VIENNA (Reuters) - Austria’s telecoms regulator RTR said on Monday bidders in the second auction of 5G licenses will have to commit to roll out fast internet in rural areas, aiming to ensure access for every community in the largely rural and mountainous country.
The auction for 700, 1,500 and 2,100 Mhz bands, which will provide data rates needed for autonomous driving and to connect machines and production sites, is planned for spring 2020, RTR chief Klaus Steinmaurer told a news conference in Vienna.
In contrast to Austria’s first 5G auction of the 3.4 to 3.8 GHz band, which will mainly speed up data services in densely populated areas, the 2020 licenses will not be divided among regions but be awarded nationwide.
To encourage bidders to connect as many communities as possible, the regulator plans to attach requirements and incentives to the allocation of the frequencies.
New licenses will only be granted under the condition that the acquirer will provide fast internet for a certain number of communities that are currently poorly supplied. The buyer can supply more communities than required for a discount on the purchase price depending on the number of extra communities.
Potential bidders are invited to discuss the conditions and targets until Oct. 21, Steinmaurer said.
Austria’s three major mobile network providers, which all bought licenses in the first round, are A1 Telekom Austria, which is controlled by Mexican tycoon Carlos Slim and the Austrian state, Deutsche Telekom’s Magenta Telekom and Chinese Hutchison’s Drei Austria.
Deutsche Telekom has said it would invest a total of 1 billion euros until 2021 to build its 5G network in Austria.
A1 Group, in which the state holds 28.4 percent, has said it would cooperate closely with state-controlled firms including rail company OeBB, motorway operator Asfinag and residential property group BIG in expanding and upgrading networks to be fast and keep costs low.
Austria’s economic power is largely based on medium-sized enterprises and highly specialized small businesses with many of them, including chip supplier AMS, emissions test specialist AVL List and fire truck maker Rosenbauer, niche market leaders.

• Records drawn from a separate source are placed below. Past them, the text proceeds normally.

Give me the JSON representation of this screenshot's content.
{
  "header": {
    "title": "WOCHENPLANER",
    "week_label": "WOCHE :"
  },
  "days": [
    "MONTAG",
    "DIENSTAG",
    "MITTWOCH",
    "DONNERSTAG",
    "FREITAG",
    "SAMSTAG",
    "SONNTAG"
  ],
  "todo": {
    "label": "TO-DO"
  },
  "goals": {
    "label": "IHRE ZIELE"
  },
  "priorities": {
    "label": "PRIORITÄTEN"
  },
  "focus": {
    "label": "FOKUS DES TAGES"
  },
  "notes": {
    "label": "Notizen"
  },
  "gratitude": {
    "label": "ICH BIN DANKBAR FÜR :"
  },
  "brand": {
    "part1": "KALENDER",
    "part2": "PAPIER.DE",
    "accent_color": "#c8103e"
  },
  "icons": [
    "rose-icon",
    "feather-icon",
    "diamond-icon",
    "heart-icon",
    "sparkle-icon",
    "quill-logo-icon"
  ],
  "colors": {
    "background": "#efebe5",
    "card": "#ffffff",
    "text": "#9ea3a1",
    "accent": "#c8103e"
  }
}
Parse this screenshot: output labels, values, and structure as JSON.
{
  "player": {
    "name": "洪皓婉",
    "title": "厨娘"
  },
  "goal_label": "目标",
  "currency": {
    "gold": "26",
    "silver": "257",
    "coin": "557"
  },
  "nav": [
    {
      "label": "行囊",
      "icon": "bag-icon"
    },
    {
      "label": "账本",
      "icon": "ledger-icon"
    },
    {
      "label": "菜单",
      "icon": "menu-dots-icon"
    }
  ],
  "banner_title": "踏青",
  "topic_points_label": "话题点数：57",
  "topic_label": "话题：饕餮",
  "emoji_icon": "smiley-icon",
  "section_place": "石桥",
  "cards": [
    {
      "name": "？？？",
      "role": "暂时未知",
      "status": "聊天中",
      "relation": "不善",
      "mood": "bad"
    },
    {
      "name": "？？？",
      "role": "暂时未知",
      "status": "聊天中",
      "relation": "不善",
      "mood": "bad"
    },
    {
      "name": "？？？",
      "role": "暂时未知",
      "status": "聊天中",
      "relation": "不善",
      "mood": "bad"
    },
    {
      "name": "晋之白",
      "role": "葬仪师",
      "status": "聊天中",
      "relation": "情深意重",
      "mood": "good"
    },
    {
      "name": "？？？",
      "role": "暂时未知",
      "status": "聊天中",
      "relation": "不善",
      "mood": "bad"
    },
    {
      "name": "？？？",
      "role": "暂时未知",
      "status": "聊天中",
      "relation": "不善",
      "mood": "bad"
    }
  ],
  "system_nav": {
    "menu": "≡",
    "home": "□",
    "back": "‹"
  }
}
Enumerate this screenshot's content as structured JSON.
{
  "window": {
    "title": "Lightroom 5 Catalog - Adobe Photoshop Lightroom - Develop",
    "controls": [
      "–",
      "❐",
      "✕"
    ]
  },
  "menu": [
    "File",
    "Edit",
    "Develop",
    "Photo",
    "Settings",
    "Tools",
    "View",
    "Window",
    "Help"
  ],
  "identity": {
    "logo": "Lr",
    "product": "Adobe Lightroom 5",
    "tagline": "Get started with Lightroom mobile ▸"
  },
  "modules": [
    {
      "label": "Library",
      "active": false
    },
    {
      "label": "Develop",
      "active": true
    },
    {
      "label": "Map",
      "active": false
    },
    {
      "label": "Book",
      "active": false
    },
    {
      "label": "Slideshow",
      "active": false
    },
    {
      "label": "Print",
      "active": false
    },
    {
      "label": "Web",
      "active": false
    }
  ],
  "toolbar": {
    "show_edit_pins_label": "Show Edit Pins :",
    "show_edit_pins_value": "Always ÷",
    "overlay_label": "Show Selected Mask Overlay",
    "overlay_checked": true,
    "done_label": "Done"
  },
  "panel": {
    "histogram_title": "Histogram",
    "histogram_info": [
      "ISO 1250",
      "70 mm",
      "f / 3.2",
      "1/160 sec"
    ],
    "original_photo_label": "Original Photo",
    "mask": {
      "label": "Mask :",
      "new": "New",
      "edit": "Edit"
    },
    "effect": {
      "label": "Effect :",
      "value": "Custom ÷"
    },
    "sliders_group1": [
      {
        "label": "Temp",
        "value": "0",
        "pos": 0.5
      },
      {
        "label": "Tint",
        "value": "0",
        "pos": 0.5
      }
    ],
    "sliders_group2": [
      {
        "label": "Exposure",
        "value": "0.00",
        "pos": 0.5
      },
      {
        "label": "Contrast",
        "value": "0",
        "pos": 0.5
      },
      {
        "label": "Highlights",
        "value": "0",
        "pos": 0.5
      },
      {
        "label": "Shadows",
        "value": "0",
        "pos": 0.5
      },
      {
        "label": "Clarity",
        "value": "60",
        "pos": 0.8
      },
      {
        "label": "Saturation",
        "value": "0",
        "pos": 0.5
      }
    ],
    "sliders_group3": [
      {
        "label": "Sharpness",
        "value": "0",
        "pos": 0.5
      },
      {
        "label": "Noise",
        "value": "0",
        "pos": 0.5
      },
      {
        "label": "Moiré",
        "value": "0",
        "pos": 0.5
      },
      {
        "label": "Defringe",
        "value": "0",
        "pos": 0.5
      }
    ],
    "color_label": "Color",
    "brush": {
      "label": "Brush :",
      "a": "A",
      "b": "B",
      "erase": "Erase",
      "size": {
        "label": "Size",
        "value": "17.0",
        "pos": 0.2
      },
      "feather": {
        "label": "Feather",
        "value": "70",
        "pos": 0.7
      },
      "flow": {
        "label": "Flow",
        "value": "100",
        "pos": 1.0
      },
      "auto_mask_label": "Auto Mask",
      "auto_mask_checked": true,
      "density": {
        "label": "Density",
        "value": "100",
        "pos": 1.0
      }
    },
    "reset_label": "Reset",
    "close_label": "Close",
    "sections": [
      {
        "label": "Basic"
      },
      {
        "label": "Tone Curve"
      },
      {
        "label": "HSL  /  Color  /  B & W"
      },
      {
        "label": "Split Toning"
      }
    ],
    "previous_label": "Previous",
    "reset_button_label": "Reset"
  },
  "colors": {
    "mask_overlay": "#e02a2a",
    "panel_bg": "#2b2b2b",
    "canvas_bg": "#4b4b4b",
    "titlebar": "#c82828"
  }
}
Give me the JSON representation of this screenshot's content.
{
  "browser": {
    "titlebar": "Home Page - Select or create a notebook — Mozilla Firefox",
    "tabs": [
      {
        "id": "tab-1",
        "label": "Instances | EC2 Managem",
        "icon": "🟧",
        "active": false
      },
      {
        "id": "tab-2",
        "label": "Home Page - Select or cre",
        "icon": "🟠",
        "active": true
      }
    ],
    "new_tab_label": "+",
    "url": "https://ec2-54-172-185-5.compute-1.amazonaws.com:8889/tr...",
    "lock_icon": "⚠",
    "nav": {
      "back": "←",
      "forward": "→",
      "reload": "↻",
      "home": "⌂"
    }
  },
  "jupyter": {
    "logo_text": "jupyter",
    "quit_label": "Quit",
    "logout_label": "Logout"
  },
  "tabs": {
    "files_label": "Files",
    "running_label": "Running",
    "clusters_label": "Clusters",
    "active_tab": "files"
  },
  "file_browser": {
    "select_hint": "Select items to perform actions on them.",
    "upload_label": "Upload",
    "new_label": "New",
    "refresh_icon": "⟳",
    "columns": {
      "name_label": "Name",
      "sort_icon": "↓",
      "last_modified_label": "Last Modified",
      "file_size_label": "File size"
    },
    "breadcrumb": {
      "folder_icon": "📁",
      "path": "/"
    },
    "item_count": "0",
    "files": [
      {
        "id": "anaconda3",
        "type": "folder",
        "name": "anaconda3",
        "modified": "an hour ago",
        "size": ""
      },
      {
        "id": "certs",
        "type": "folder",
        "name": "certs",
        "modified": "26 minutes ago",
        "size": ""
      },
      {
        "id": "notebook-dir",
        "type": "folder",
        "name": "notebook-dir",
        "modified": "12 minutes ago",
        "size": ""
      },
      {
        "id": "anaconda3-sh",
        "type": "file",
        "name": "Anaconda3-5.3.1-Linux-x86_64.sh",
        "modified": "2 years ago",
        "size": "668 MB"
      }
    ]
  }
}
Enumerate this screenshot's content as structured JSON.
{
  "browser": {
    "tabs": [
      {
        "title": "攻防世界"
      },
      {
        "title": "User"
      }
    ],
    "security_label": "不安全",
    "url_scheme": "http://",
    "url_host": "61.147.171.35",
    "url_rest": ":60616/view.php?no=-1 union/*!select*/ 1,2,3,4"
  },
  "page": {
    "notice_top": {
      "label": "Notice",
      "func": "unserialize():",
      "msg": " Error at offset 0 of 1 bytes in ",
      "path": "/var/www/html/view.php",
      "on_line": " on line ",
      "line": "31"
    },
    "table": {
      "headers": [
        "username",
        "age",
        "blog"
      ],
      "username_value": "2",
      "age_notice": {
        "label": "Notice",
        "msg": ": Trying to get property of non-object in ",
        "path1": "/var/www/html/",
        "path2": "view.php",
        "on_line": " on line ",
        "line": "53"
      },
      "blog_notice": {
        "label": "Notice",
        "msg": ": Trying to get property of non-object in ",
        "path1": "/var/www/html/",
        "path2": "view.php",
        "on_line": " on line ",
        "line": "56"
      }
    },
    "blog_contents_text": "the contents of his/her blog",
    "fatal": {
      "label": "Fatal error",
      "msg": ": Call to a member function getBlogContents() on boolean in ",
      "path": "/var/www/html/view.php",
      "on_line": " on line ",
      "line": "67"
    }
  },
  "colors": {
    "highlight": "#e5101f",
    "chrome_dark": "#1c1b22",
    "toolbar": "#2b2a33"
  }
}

The government aims for main traffic routes to have 5G services available by the end of 2023, and to have “virtually nationwide” 5G coverage by the end of 2025.
Reporting by Kirsti Knolle; editing by David Evans